In addition, education in developing nations has undergone a revolution thanks to
science and technology. The internet has opened up a world of knowledge and
resources for students who previously had limited access to opportunities. E
learning platforms have made education more accessible and affordable
empowering individuals to acquire skills that can enhance their livelihoods.
Furthermore, science and technology have been instrumental in driving growth
across the developing world. Technological advancements like mobile banking
systems have played a role in promoting inclusion for millions who were previously
excluded from formal banking services. This inclusive approach has sparked
entrepreneurship and innovation leading to job creation and alleviation of poverty.
However, it is crucial to recognize that challenges still exist when it comes to the
role of science and technology in developing countries. Bridging the divide remains
a task as many marginalized communities still lack access, to basic technological
infrastructure. Additionally ethical considerations related to data privacy and
cybersecurity must be addressed effectively so that progress does not infringe upon
In conclusion, the development of the developing countries in the twenty-first
century has enormous potential. By taking advantage of these developments,
nations may boost their economies, advance healthcare and education, increase
agricultural output, create sustainable infrastructure, and close the digital gap, all
of which will benefit the general well-being of their inhabitants.
D. References/ Bibliography
Gamze Dolu, UniversityStudents’OpinionsConcerning Science-TechnologySociety Issues
Vazquez-Alonso, A., Garcia-Carmona, A., Manassero-Mas, M.A., & BennassarRoig, A. (2013). Spanish secondary-school science teachers’ beliefs about sciencetechnology- society (STS) issues.

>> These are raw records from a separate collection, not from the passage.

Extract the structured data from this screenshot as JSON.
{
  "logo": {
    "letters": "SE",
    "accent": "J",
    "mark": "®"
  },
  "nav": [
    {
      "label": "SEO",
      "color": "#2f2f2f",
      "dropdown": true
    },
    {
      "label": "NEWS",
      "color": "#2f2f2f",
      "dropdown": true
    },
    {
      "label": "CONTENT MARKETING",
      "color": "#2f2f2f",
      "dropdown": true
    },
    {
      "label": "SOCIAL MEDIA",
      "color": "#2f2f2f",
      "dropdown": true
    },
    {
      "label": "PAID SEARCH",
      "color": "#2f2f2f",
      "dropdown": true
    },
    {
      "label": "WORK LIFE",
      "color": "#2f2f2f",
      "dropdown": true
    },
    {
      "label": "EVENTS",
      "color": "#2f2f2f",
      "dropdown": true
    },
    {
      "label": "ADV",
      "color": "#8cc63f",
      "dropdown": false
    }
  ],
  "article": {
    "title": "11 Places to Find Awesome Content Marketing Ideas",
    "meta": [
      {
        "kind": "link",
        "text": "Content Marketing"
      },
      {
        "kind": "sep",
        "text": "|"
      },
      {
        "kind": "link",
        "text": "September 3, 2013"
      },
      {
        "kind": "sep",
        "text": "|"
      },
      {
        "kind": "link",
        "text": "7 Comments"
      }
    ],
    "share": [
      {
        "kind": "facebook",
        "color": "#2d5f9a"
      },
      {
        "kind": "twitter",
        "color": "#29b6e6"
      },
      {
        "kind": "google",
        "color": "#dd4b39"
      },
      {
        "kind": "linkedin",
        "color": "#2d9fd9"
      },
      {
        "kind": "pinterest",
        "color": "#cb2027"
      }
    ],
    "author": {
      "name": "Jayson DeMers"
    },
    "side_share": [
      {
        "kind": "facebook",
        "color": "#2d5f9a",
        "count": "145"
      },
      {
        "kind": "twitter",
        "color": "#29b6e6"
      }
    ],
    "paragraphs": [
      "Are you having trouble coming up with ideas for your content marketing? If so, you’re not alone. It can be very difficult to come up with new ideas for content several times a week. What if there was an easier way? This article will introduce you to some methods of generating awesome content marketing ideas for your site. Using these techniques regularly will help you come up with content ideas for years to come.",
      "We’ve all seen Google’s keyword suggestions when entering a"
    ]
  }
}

Science&Education, 22(5), 1191–1218.
Geographic Press.
Pekdağ,B.,&LeMaréchal,J.F.(2010).Anexplanatoryframeworkforchemistryeducation: The two-world model.
Education and Science, 35(157), 84–99.
on and New York: Routledge.
International TechnologyEducation .(1996).Technologyforall Americans: A rationale
and structure for the study of technology. Reston, VA:Author.
Gardner, P. L. (1999). The representation of science-technology relationships in
Canadian physics textbooks. International Journal of Science Education, 21(3),
gy Teacher, 60(1), 23–28.
G. Owen-Jackson (Ed.), Teaching design and technology in secondary school (pp.
177– 192). London and New York: Routledge Falmer.
between science and technology. Research Policy, 36(8), 1204–1220.
Rose, L. C., & Dugger, W. E. (2002). ITEA/Gallup poll reveals what Americans
think about technology. International Technology EducationAssociation. Retrieved
from http://iteea.org/File.aspx?id=49479